Clasificación internacionalG03C1/005, G03C7/34, G03C7/30, G03C7/26, G03C1/035
Clasificación cooperativaG03C7/346, G03C7/3022, G03C1/035
Clasificación europeaG03C7/30L, G03C1/035, G03C7/34P
Eventos legales
FechaCódigoEventoDescripción
1 Mar 1999FPAYFee payment
Year of fee payment: 12
21 Feb 1995FPAYFee payment
Year of fee payment: 8
29 Oct 1990FPAYFee payment

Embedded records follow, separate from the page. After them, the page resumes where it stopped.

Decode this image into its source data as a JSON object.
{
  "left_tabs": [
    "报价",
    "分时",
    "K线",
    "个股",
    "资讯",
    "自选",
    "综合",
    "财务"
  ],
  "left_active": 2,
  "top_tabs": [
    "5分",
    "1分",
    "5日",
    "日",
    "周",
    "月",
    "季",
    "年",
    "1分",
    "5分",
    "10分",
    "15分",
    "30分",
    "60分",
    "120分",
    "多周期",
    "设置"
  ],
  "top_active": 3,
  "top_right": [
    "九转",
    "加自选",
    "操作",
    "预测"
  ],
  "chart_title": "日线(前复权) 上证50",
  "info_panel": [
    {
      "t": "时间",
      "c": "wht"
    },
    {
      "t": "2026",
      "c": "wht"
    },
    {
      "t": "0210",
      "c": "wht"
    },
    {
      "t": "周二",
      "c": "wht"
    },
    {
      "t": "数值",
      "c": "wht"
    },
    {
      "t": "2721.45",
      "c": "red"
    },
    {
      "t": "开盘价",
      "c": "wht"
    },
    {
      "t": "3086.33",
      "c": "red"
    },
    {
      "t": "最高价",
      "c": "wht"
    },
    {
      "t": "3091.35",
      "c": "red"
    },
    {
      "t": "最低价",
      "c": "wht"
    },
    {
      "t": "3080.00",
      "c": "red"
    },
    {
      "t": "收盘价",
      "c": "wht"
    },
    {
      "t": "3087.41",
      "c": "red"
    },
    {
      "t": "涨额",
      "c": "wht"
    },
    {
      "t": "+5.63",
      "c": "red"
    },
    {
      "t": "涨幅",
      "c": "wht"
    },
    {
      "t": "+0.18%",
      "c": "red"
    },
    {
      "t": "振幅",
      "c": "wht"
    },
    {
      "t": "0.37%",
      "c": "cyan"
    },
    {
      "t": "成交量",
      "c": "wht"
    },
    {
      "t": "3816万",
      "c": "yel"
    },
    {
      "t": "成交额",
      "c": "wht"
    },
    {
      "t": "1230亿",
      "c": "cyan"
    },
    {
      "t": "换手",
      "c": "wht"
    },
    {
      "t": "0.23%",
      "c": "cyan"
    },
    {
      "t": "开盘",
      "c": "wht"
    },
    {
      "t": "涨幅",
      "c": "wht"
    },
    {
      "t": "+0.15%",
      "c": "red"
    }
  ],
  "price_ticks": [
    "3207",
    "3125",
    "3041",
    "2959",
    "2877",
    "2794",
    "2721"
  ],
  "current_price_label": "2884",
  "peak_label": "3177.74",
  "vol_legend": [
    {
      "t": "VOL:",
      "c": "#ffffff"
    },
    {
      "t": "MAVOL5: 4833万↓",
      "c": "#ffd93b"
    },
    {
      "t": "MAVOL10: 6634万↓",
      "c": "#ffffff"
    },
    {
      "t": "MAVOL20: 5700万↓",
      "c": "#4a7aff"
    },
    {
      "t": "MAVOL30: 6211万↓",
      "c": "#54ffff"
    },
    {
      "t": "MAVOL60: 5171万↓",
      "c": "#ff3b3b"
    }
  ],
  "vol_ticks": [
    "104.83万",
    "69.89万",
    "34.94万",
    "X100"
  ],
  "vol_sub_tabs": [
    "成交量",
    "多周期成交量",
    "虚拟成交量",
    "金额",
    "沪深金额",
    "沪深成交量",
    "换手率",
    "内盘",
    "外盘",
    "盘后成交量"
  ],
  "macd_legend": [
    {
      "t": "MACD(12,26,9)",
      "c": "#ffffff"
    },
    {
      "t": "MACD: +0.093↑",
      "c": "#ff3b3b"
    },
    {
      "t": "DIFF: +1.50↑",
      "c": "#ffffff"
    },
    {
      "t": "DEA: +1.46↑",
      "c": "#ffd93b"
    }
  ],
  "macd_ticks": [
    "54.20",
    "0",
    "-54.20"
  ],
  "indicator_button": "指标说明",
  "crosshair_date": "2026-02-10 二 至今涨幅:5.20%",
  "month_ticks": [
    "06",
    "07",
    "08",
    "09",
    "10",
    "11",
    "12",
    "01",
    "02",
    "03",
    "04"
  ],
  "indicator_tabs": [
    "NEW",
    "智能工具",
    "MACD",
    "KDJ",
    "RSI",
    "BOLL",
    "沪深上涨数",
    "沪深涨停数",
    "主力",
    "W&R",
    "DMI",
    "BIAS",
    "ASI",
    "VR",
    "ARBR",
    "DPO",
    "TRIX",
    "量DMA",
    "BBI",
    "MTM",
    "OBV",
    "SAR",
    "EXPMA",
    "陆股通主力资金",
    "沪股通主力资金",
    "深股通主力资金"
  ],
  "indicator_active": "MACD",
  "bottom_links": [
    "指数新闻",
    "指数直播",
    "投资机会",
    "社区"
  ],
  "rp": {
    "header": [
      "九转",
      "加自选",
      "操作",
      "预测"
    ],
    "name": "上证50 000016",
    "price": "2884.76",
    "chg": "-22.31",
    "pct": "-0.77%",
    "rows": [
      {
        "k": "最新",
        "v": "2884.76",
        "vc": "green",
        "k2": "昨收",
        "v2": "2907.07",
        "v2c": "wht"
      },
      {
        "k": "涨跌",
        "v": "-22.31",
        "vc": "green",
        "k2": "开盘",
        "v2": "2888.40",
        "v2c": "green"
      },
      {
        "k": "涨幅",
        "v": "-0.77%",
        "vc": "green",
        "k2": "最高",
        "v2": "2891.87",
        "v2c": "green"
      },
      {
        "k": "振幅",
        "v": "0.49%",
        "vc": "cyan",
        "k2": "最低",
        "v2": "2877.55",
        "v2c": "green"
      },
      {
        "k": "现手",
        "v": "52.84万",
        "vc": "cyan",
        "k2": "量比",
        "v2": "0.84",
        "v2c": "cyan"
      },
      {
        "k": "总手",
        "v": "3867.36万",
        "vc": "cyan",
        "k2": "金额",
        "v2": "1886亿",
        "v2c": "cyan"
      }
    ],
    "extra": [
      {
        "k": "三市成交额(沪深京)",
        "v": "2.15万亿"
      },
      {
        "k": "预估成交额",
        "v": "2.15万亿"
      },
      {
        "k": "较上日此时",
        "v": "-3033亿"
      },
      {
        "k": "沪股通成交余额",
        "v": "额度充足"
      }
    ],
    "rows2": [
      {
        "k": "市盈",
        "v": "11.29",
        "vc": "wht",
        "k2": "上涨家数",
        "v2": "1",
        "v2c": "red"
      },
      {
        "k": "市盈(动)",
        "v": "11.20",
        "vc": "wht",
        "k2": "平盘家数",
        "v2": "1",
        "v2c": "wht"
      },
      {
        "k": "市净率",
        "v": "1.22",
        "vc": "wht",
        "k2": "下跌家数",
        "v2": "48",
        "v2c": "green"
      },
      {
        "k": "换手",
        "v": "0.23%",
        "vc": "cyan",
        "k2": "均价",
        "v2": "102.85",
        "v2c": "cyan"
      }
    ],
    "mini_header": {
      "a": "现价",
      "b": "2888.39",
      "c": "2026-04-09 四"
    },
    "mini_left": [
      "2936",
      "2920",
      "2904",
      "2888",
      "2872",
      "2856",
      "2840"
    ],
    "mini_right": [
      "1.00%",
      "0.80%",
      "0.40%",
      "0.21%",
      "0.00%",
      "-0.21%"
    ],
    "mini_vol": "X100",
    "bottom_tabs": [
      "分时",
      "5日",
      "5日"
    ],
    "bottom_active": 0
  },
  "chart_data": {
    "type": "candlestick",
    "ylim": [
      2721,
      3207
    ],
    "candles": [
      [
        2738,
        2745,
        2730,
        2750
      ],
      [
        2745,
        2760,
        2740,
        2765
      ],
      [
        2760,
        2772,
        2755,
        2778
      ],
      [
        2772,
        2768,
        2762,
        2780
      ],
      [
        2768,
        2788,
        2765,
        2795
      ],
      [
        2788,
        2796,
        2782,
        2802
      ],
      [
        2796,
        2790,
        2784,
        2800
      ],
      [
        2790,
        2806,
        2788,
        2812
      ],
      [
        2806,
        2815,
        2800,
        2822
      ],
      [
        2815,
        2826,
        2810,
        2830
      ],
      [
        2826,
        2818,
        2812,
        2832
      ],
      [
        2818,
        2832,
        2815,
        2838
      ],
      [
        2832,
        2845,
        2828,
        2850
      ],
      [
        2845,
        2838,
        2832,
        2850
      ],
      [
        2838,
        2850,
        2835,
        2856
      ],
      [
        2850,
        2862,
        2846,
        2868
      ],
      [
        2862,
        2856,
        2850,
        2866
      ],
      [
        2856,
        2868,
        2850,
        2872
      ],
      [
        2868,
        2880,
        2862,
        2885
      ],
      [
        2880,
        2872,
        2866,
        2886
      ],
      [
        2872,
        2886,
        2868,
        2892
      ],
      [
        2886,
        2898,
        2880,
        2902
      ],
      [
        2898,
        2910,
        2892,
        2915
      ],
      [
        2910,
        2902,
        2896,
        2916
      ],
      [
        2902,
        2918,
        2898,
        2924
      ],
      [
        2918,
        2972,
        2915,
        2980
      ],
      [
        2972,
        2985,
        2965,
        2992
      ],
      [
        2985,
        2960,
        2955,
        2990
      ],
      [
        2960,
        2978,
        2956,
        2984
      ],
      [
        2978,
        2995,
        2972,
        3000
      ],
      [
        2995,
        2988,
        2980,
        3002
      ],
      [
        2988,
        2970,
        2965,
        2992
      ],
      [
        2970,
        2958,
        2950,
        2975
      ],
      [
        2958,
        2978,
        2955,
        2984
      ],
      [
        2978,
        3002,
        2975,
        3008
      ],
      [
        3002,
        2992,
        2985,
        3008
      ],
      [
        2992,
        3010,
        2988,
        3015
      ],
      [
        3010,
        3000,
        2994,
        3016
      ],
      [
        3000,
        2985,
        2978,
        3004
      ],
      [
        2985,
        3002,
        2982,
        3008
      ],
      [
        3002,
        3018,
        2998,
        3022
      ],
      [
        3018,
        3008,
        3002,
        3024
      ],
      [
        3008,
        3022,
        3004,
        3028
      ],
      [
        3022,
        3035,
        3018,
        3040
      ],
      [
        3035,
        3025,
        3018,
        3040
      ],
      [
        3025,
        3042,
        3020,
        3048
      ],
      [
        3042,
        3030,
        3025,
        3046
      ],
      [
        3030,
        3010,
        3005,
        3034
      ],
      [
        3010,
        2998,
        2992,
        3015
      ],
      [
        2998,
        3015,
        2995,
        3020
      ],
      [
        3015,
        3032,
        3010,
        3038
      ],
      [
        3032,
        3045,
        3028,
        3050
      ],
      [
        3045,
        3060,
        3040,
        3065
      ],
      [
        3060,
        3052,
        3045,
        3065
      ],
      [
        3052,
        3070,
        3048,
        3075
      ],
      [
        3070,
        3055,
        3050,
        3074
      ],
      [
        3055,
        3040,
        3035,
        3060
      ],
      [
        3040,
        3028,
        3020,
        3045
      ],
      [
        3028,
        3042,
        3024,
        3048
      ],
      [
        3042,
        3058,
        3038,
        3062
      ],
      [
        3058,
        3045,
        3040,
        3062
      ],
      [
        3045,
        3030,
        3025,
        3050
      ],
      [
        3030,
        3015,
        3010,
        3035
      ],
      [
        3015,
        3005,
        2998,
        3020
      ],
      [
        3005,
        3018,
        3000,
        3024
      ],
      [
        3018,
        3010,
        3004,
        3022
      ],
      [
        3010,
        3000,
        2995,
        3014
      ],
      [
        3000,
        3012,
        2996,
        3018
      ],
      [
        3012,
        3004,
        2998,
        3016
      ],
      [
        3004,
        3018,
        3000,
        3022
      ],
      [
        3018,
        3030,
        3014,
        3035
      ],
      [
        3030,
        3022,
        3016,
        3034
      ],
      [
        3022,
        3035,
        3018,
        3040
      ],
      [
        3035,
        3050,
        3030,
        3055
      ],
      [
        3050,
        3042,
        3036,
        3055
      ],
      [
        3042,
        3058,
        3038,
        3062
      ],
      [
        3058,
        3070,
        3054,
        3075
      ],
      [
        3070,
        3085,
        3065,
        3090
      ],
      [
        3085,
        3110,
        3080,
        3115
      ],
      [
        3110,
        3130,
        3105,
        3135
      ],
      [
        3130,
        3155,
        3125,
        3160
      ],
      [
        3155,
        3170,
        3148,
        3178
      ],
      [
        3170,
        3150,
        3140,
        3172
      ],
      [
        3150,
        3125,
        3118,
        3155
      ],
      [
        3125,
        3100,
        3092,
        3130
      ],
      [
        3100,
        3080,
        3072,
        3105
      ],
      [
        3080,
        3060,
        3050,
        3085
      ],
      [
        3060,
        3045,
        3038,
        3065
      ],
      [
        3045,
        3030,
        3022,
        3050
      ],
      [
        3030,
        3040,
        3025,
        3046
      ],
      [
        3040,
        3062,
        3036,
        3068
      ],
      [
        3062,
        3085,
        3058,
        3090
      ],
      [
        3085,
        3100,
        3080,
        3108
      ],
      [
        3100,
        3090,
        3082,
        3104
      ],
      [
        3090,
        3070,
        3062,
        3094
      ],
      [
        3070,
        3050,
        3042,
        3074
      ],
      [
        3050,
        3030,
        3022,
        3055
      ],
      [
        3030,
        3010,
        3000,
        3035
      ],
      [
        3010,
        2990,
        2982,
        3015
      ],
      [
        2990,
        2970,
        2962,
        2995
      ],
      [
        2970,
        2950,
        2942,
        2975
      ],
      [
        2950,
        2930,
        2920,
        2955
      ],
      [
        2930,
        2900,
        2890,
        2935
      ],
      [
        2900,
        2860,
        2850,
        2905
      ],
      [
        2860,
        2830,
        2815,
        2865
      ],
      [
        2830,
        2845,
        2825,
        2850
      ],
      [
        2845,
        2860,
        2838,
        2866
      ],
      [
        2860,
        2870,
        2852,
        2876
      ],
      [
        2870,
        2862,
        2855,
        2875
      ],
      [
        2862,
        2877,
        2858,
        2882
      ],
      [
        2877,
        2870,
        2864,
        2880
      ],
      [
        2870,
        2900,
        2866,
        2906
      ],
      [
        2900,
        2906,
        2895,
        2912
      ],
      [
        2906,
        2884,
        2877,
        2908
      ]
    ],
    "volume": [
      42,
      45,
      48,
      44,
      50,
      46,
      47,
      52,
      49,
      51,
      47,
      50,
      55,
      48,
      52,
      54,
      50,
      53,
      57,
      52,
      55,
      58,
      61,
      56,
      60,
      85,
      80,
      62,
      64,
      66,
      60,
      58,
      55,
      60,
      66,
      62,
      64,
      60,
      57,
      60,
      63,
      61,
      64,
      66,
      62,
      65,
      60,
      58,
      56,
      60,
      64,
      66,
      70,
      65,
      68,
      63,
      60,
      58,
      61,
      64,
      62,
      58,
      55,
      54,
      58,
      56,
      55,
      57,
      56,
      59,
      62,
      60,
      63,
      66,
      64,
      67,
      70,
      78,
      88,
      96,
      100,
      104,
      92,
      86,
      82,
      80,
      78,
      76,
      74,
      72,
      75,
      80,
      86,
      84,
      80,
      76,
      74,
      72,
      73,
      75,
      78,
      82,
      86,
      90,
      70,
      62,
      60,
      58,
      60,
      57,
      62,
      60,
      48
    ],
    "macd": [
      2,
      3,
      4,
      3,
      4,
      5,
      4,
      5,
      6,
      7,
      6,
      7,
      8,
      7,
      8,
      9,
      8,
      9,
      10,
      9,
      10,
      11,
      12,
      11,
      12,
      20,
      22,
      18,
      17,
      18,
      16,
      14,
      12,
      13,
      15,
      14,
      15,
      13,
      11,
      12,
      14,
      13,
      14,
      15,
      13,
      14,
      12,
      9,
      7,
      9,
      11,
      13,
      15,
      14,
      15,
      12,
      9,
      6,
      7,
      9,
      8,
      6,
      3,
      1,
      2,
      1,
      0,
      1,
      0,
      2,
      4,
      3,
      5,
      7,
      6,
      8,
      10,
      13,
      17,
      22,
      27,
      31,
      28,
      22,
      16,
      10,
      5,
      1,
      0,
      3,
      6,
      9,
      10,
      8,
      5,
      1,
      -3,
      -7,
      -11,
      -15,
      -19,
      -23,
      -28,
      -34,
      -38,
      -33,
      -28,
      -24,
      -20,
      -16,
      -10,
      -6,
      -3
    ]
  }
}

Year of fee payment: 4
22 Sep 1989ASAssignment
Owner name: KONICA CORPORATION, JAPAN
Free format text: RELEASED BY SECURED PARTY;ASSIGNOR:KONISAIROKU PHOTO INDUSTRY CO., LTD.;REEL/FRAME:005159/0302
Effective date: 19871021
29 Abr 1986ASAssignment
Owner name: KONISHIROKU PHOTO INDUSTRY CO., LTD., 26-2 NISHISH
Free format text: ASSIGNMENT OF ASSIGNORS INTEREST.;ASSIGNORS:KUMASHIRO, KENJI;IIJIMA, TOSHIFUMI;AKAMATSU, HIDEO;AND OTHERS;REEL/FRAME:004559/0118
Effective date: 19860421
Owner name: KONISHIROKU PHOTO INDUSTRY CO., LTD.,JAPAN
Free format text: ASSIGNMENT OF ASSIGNORS INTEREST;ASSIGNORS:KUMASHIRO, KENJI;IIJIMA, TOSHIFUMI;AKAMATSU, HIDEO;AND OTHERS;REEL/FRAME:004559/0118